Peru is a jewel of biodiversity and incredible landscape beauties: from the desert coasts of the Pacific Ocean to the tropical, impenetrable and wild jungles, to the wonderful peaks of the Andes mountain range and the incredible Rainbow Mountain. The other fascinating side of Peru is rich in history, important archaeological sites, Inca ruins (not to mention the iconic Machu Picchu), colonial cities and a long and ancient culinary tradition. A fertile land, Peru, whose population has always respected and revered the “Pacha Mama”, Mother Earth, who continues to donate precious and delicious food, in fact, superfoods. Some of which have become famous throughout the world and have also become protagonists of tables around the world.
In Peru you can enjoy good food and thanks to the enormous variety and high quality of prepared dishes, it is not difficult to find suitable dishes for all tastes. Peruvian cuisine is a waste of healthy foods, with high nutritional values, rich in nutrients, vitamins and antioxidants. The Andean dishes are mostly good, tasty and sustainable. The superfoods of Peru are not a novelty, in fact, they have been cultivated in the Andean lands since ancient times and are part of a long tradition, which is now spreading throughout the world precisely because it represents a true culinary and terrestrial treasure. There are about 45 products grown in the territory, including fruits, vegetables, cereals and fish. The brand “Superfoods Peru” was born from these ideas.
The superfoods of Peru
The best known Peruvian superfoods are, without a doubt, quinoa, avocado, sweet potatoes, cocoa, grapes. Here are the most mysterious with original names:
Peruvian maca is an ancient plant that grows in the Andean highlands, between 3500 and 4500 meters above sea level. Maca root is used as a natural tonic powder, stabilizes blood pressure, reduces stress and fatigue, helps the brain produce energy and provides vitality and endurance. It provides proteins, minerals, vitamins, calcium and iron.

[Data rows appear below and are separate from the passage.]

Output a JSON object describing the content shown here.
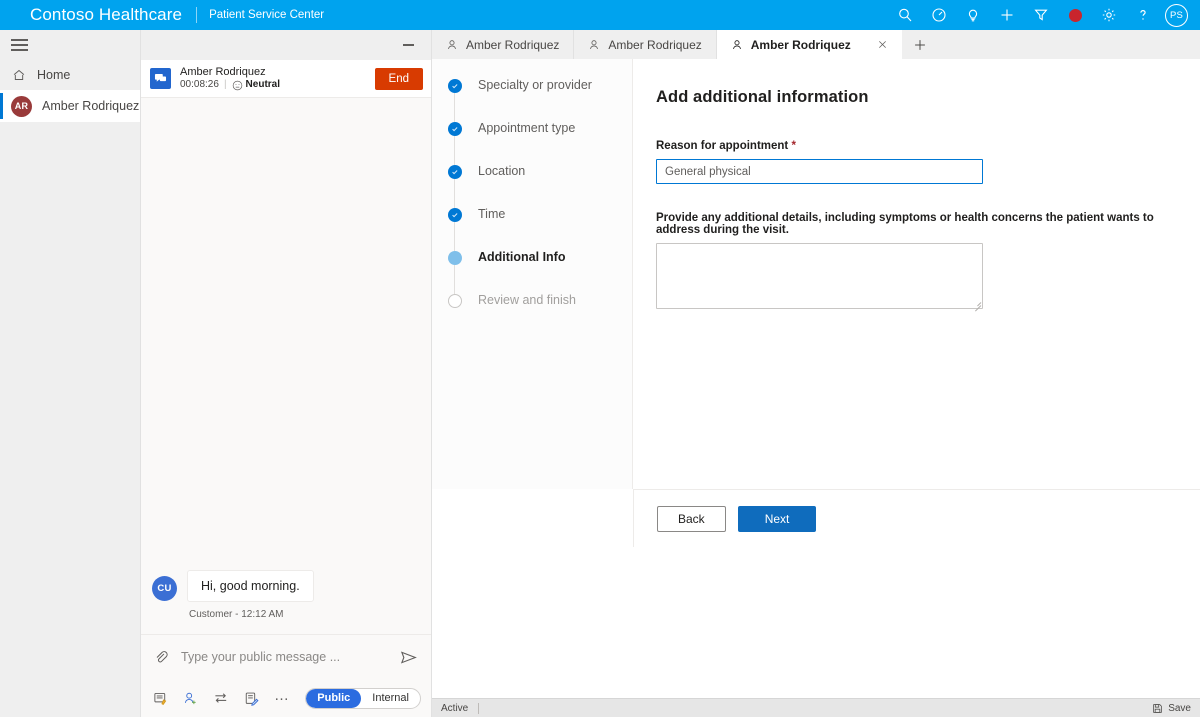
{
  "brand": {
    "title": "Contoso Healthcare",
    "subtitle": "Patient Service Center",
    "avatar_initials": "PS",
    "accent_color": "#00A3EE",
    "record_color": "#C9252D",
    "icons": [
      "search-icon",
      "gauge-icon",
      "lightbulb-icon",
      "plus-icon",
      "filter-icon",
      "record-icon",
      "gear-icon",
      "help-icon"
    ]
  },
  "rail": {
    "menu_icon": "hamburger-icon",
    "items": [
      {
        "label": "Home",
        "icon": "home-icon",
        "selected": false
      },
      {
        "label": "Amber Rodriquez",
        "icon": "avatar",
        "initials": "AR",
        "selected": true
      }
    ]
  },
  "chat": {
    "minimize_label": "Minimize",
    "customer_name": "Amber Rodriquez",
    "timer": "00:08:26",
    "sentiment": "Neutral",
    "end_label": "End",
    "messages": [
      {
        "initials": "CU",
        "text": "Hi, good morning.",
        "meta": "Customer - 12:12 AM"
      }
    ],
    "composer": {
      "placeholder": "Type your public message ...",
      "value": "",
      "attach_icon": "paperclip-icon",
      "send_icon": "send-icon",
      "tools": [
        "quick-reply-icon",
        "add-agent-icon",
        "transfer-icon",
        "notes-icon",
        "more-icon"
      ],
      "visibility_public": "Public",
      "visibility_internal": "Internal",
      "visibility_selected": "Public"
    }
  },
  "tabs": {
    "items": [
      {
        "label": "Amber Rodriquez",
        "active": false
      },
      {
        "label": "Amber Rodriquez",
        "active": false
      },
      {
        "label": "Amber Rodriquez",
        "active": true
      }
    ],
    "close_icon": "close-icon",
    "add_icon": "plus-icon"
  },
  "wizard": {
    "steps": [
      {
        "label": "Specialty or provider",
        "state": "complete"
      },
      {
        "label": "Appointment type",
        "state": "complete"
      },
      {
        "label": "Location",
        "state": "complete"
      },
      {
        "label": "Time",
        "state": "complete"
      },
      {
        "label": "Additional Info",
        "state": "current"
      },
      {
        "label": "Review and finish",
        "state": "pending"
      }
    ],
    "title": "Add additional information",
    "reason_label": "Reason for appointment",
    "reason_required": "*",
    "reason_placeholder": "General physical",
    "reason_value": "",
    "details_label": "Provide any additional details, including symptoms or health concerns the patient wants to address during the visit.",
    "details_placeholder": "",
    "details_value": "",
    "back_label": "Back",
    "next_label": "Next"
  },
  "status": {
    "state": "Active",
    "save_label": "Save",
    "save_icon": "save-icon"
  }
}
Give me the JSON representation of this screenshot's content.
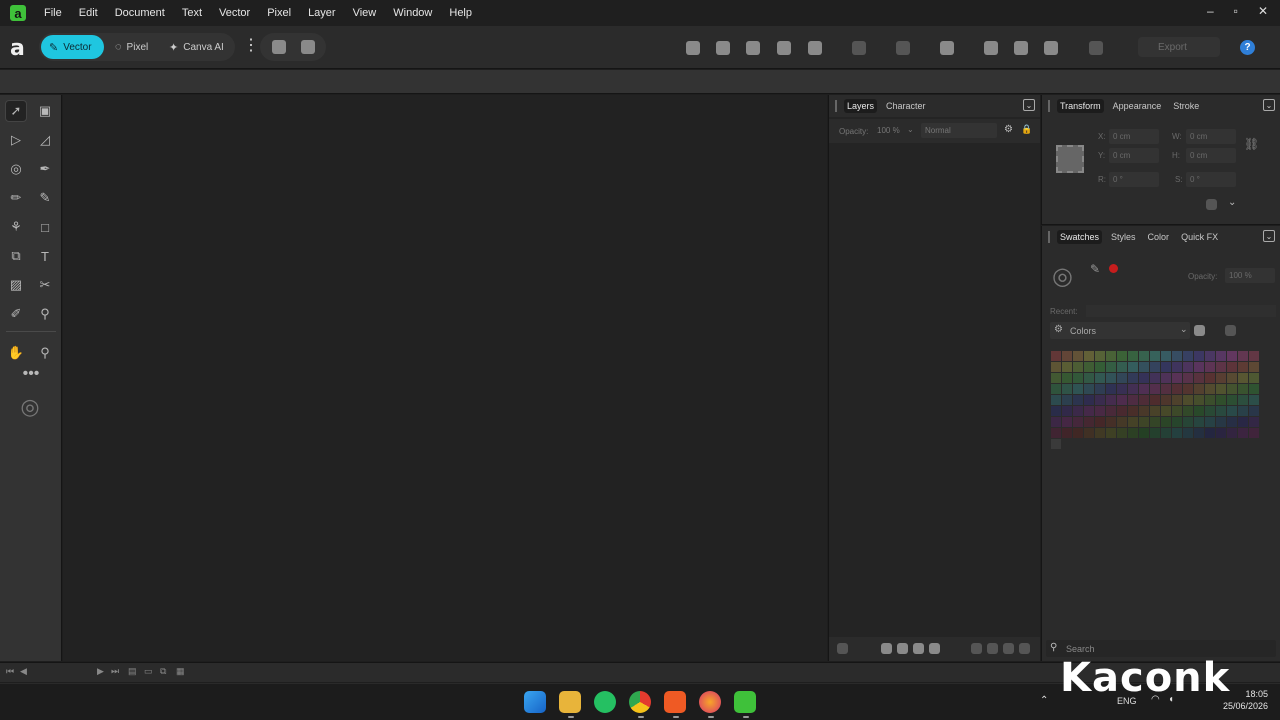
{
  "menubar": {
    "items": [
      "File",
      "Edit",
      "Document",
      "Text",
      "Vector",
      "Pixel",
      "Layer",
      "View",
      "Window",
      "Help"
    ],
    "window_controls": [
      "–",
      "▫",
      "✕"
    ]
  },
  "toolbar": {
    "brand_glyph": "a",
    "personas": [
      "Vector",
      "Pixel",
      "Canva AI"
    ],
    "active_persona": "Vector",
    "export_label": "Export",
    "help_label": "?"
  },
  "layers_panel": {
    "tabs": [
      "Layers",
      "Character"
    ],
    "active_tab": "Layers",
    "opacity_label": "Opacity:",
    "opacity_value": "100 %",
    "blend_mode": "Normal"
  },
  "transform_panel": {
    "tabs": [
      "Transform",
      "Appearance",
      "Stroke"
    ],
    "active_tab": "Transform",
    "x_label": "X:",
    "x_value": "0 cm",
    "y_label": "Y:",
    "y_value": "0 cm",
    "w_label": "W:",
    "w_value": "0 cm",
    "h_label": "H:",
    "h_value": "0 cm",
    "r_label": "R:",
    "r_value": "0 °",
    "s_label": "S:",
    "s_value": "0 °"
  },
  "swatches_panel": {
    "tabs": [
      "Swatches",
      "Styles",
      "Color",
      "Quick FX"
    ],
    "active_tab": "Swatches",
    "opacity_label": "Opacity:",
    "opacity_value": "100 %",
    "recent_label": "Recent:",
    "palette_name": "Colors",
    "search_placeholder": "Search"
  },
  "taskbar": {
    "language": "ENG",
    "time": "18:05",
    "date": "25/06/2026"
  },
  "watermark": "Kaconk",
  "colors": {
    "accent": "#1fc6e0",
    "app_green": "#3fc13a",
    "canvas": "#222222",
    "panel": "#2b2b2b"
  }
}
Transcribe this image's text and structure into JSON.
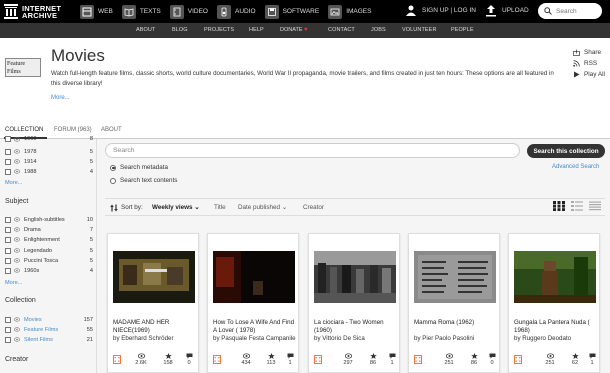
{
  "topbar": {
    "logo_line1": "INTERNET",
    "logo_line2": "ARCHIVE",
    "mediatypes": [
      "WEB",
      "TEXTS",
      "VIDEO",
      "AUDIO",
      "SOFTWARE",
      "IMAGES"
    ],
    "user_link": "SIGN UP | LOG IN",
    "upload": "UPLOAD",
    "search_placeholder": "Search"
  },
  "subnav": [
    "ABOUT",
    "BLOG",
    "PROJECTS",
    "HELP",
    "DONATE",
    "CONTACT",
    "JOBS",
    "VOLUNTEER",
    "PEOPLE"
  ],
  "collection": {
    "logo_text": "Feature Films",
    "title": "Movies",
    "description": "Watch full-length feature films, classic shorts, world culture documentaries, World War II propaganda, movie trailers, and films created in just ten hours: These options are all featured in this diverse library!",
    "more": "More...",
    "actions": [
      "Share",
      "RSS",
      "Play All"
    ]
  },
  "tabs": [
    "COLLECTION",
    "FORUM (963)",
    "ABOUT"
  ],
  "sidebar": {
    "year_items": [
      {
        "label": "1960",
        "count": "8"
      },
      {
        "label": "1978",
        "count": "5"
      },
      {
        "label": "1914",
        "count": "5"
      },
      {
        "label": "1988",
        "count": "4"
      }
    ],
    "more": "More...",
    "subject_heading": "Subject",
    "subject_items": [
      {
        "label": "English-subtitles",
        "count": "10"
      },
      {
        "label": "Drama",
        "count": "7"
      },
      {
        "label": "Enlightenment",
        "count": "5"
      },
      {
        "label": "Legendado",
        "count": "5"
      },
      {
        "label": "Puccini Tosca",
        "count": "5"
      },
      {
        "label": "1960s",
        "count": "4"
      }
    ],
    "collection_heading": "Collection",
    "collection_items": [
      {
        "label": "Movies",
        "count": "157"
      },
      {
        "label": "Feature Films",
        "count": "55"
      },
      {
        "label": "Silent Films",
        "count": "21"
      }
    ],
    "creator_heading": "Creator"
  },
  "search": {
    "placeholder": "Search",
    "button": "Search this collection",
    "option_metadata": "Search metadata",
    "option_text": "Search text contents",
    "advanced": "Advanced Search"
  },
  "sort": {
    "label": "Sort by:",
    "selected": "Weekly views",
    "options": [
      "Title",
      "Date published",
      "Creator"
    ]
  },
  "items": [
    {
      "title": "MADAME AND HER NIECE(1969)",
      "by": "by Eberhard Schröder",
      "views": "2.6K",
      "favs": "158",
      "reviews": "0"
    },
    {
      "title": "How To Lose A Wife And Find A Lover ( 1978)",
      "by": "by Pasquale Festa Campanile",
      "views": "434",
      "favs": "113",
      "reviews": "1"
    },
    {
      "title": "La ciociara - Two Women (1960)",
      "by": "by Vittorio De Sica",
      "views": "297",
      "favs": "86",
      "reviews": "1"
    },
    {
      "title": "Mamma Roma (1962)",
      "by": "by Pier Paolo Pasolini",
      "views": "251",
      "favs": "86",
      "reviews": "0"
    },
    {
      "title": "Gungala La Pantera Nuda ( 1968)",
      "by": "by Ruggero Deodato",
      "views": "251",
      "favs": "62",
      "reviews": "1"
    }
  ],
  "colors": {
    "topbar": "#000000",
    "subnav": "#333333",
    "link": "#428bca",
    "heart": "#ee3333"
  }
}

Camu camu is a small fruit from the Peruvian Amazon and contains a high level of vitamin C, higher than oranges and lemon. It helps strengthen the immune system, skin and eyes. It also seems to be useful for stabilizing mood in patients with anxiety and depression. It is used in powder form.
Sacha Inch, whose seeds contain one of the most important sources of omega 3, 6 and 9 in the world (even larger than blue fish). Sacha inch oil helps people with irritable bowel and fatty liver problems, lowers bad cholesterol (LDL) and regulates blood pressure.
What to eat in Peru
Peruvian cuisine is a wonderful fusion with Spanish, African, Chinese, Japanese and Italian cuisine. In 2015 Lima was chosen as the world capital of gastronomy. Here fish is one of the main ingredients, and ceviche is the national pride. It is a dish based on raw fish and seafood cut into small pieces and marinated in lemon, onion and chili. The other typical dishes to taste are tiradito, an onion-free version of ceviche, and parihuela, a tasty fish and seafood soup.
In Lima there are many restaurants, from the most prominent to the least known and lonely, and there are many cocktail bars where you can enjoy a pisco sour, so Lima is increasingly transforming into a trendy city.
Meat is another of the main ingredients of Peruvian cuisine, especially in the interior areas. A popular dish in all of Peru is roast chicken, which can be tasted in one of the many picturesque pollerias. If you’re brave enough, try Cuy, the baked guinea pig, stuffed or fried. Other typical dishes to eat in Peru are sauteed loin, soups and thousands of recipes based on potatoes, which in Peru produce more than 3000 different types. Rice is also a fundamental part of Andean cuisine, and it is prepared in many different ways: chifa with vegetables, meat or fish, and tacu tacu which, with black beans, is a super tasty and nutritious dish, as well as cheap.